When Zatarga finally starts fishing, it’s usually with a jig or jigging spoon – Swedish Pimple’s, Buck-Shot Rattle Spoons or locally made Elk Rapids (ER) Jeff Nedwick_FlasherJigs all work well – tipped with wax worms or spikes. Although whitefish are drawn to the wigglers and larvae in the muddy bottom, Zatarga actually fishes five to ten feet above the bottom because whitefish tend to cruise at that depth to avoid competition from the thousands of small, marauding perch that carpet the bottom. “If you get your spoon too close to the bottom, you can watch on your flasher as the bottom seems to rise up to your lure”, says Zatarga, referring to the thick line on the flasher indicating a large school of small perch.

Once he has his lure at the desired depth, Zatarga starts his presentation with a few aggressive snaps of the rod tip to attract fish.
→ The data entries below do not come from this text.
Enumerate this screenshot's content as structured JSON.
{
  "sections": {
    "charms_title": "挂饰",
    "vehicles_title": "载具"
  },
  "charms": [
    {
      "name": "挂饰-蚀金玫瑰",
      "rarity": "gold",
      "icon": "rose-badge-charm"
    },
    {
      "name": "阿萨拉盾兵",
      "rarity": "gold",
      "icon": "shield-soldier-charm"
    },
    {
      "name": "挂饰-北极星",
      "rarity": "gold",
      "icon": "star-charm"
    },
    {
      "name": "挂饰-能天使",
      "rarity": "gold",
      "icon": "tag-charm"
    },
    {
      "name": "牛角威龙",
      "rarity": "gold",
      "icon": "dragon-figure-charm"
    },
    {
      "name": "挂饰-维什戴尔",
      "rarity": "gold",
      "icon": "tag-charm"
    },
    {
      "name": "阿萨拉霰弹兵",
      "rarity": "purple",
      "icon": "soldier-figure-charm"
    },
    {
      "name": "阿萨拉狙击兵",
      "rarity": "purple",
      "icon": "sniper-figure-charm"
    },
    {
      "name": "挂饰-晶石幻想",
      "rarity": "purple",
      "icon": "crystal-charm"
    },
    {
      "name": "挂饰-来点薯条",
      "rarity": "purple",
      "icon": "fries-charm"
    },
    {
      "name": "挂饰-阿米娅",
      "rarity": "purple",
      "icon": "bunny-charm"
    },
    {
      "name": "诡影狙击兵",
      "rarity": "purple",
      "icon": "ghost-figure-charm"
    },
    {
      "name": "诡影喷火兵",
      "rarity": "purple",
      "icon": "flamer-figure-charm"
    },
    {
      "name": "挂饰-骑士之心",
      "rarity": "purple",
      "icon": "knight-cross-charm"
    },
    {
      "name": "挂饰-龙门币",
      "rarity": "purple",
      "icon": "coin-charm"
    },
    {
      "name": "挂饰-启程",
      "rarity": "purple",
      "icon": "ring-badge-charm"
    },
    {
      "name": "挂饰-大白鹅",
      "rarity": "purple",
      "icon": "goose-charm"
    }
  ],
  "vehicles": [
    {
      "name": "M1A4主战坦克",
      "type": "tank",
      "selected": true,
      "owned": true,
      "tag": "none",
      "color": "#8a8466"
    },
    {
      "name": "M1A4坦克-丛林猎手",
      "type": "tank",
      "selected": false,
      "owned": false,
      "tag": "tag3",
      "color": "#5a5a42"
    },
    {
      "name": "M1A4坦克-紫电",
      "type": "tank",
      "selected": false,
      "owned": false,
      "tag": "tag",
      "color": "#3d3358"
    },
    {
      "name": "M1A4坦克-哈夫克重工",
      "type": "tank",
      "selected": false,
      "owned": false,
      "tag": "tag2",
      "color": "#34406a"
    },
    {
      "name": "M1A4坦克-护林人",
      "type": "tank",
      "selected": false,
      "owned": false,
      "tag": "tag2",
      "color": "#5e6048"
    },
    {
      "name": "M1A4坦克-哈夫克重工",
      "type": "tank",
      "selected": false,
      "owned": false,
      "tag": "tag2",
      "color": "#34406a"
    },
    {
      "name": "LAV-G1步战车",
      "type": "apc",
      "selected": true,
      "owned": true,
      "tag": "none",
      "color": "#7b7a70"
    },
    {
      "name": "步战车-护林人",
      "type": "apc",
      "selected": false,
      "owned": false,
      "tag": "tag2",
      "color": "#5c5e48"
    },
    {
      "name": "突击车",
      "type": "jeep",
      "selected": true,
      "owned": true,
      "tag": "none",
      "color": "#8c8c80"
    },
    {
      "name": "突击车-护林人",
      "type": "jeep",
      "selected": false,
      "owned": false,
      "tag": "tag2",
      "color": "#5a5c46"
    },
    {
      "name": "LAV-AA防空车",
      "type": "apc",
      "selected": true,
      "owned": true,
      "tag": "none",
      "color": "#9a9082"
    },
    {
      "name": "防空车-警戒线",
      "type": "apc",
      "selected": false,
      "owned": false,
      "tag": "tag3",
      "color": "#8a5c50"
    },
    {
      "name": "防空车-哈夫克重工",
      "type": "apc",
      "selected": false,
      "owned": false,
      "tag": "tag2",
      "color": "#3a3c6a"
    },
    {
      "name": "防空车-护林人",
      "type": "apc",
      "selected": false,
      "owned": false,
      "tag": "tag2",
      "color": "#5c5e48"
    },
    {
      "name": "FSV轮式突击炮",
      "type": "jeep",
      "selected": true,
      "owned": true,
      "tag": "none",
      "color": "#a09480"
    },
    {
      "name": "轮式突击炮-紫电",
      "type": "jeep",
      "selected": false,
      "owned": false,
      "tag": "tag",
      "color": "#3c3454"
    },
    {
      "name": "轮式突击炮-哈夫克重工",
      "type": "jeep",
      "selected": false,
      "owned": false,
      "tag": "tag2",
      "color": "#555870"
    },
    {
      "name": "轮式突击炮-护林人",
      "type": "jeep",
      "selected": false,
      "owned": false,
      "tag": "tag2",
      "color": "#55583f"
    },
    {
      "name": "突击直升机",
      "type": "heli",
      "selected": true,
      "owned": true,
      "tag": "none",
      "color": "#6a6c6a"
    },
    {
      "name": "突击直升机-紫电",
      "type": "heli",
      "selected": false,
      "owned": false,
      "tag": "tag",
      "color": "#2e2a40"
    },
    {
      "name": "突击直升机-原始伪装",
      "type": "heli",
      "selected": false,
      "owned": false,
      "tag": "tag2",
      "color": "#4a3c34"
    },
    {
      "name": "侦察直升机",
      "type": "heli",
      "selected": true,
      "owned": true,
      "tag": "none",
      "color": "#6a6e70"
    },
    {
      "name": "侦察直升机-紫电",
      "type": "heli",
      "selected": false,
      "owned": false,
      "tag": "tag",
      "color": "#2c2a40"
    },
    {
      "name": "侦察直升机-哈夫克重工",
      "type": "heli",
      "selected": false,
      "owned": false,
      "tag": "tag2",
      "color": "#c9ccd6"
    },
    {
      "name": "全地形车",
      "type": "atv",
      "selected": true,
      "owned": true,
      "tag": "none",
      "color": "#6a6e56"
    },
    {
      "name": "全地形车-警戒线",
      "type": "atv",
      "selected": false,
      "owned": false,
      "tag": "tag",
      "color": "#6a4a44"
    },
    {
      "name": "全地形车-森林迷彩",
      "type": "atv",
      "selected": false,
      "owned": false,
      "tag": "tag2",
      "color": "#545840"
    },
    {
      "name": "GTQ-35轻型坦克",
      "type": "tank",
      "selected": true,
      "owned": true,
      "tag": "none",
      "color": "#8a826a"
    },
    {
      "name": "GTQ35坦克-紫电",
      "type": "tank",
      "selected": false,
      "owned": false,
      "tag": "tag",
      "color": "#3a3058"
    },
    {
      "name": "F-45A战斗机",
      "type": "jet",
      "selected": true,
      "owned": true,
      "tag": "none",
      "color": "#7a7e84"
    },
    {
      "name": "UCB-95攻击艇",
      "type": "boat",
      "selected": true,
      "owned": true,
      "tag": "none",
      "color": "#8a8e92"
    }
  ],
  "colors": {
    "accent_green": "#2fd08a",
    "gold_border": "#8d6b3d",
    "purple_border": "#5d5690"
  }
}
He follows with a short “tremble” or subtle vibration and then a few seconds of no motion at all and repeats the sequence if he doesn’t get bit. If he sees fish on his flasher that approach his lure but don’t bite, he will vary his presentation until he finds one that works.

GPSAnother key part of Zatarga’s strategy is to be mobile; if he’s not getting bit and there are no fish showing on the flasher, Zatarga moves to another spot. The GPS mounted on his quad helps track his location in relation to bottom features and easily hauls his portable shanty and gear.

While Zatarga’s rig undoubtedly makes ice fishing for whitefish on Crystal Lake more comfortable, anglers needn’t rough it at the end of the day. Nearby Crystal Mountain ski resort offers a great retreat for tired anglers looking for a great meal and a warm bed at the end of a long day on the ice.

All in all, it’s a great break from the crowds and noise on some of the busier ice fishing lakes and perhaps the best chance of the year to catch a whitefish.

Jeff Nedwick is a freelance outdoor writer and photographer from Lapeer, Michigan and is a regular contributor to several national and regional hunting and fishing publications. He is member of the Outdoor Writers Association of America and is on the Michigan Outdoor Writers Association Board of Directors. Jeff can be reached at: jeffsoutdrs@gmail.com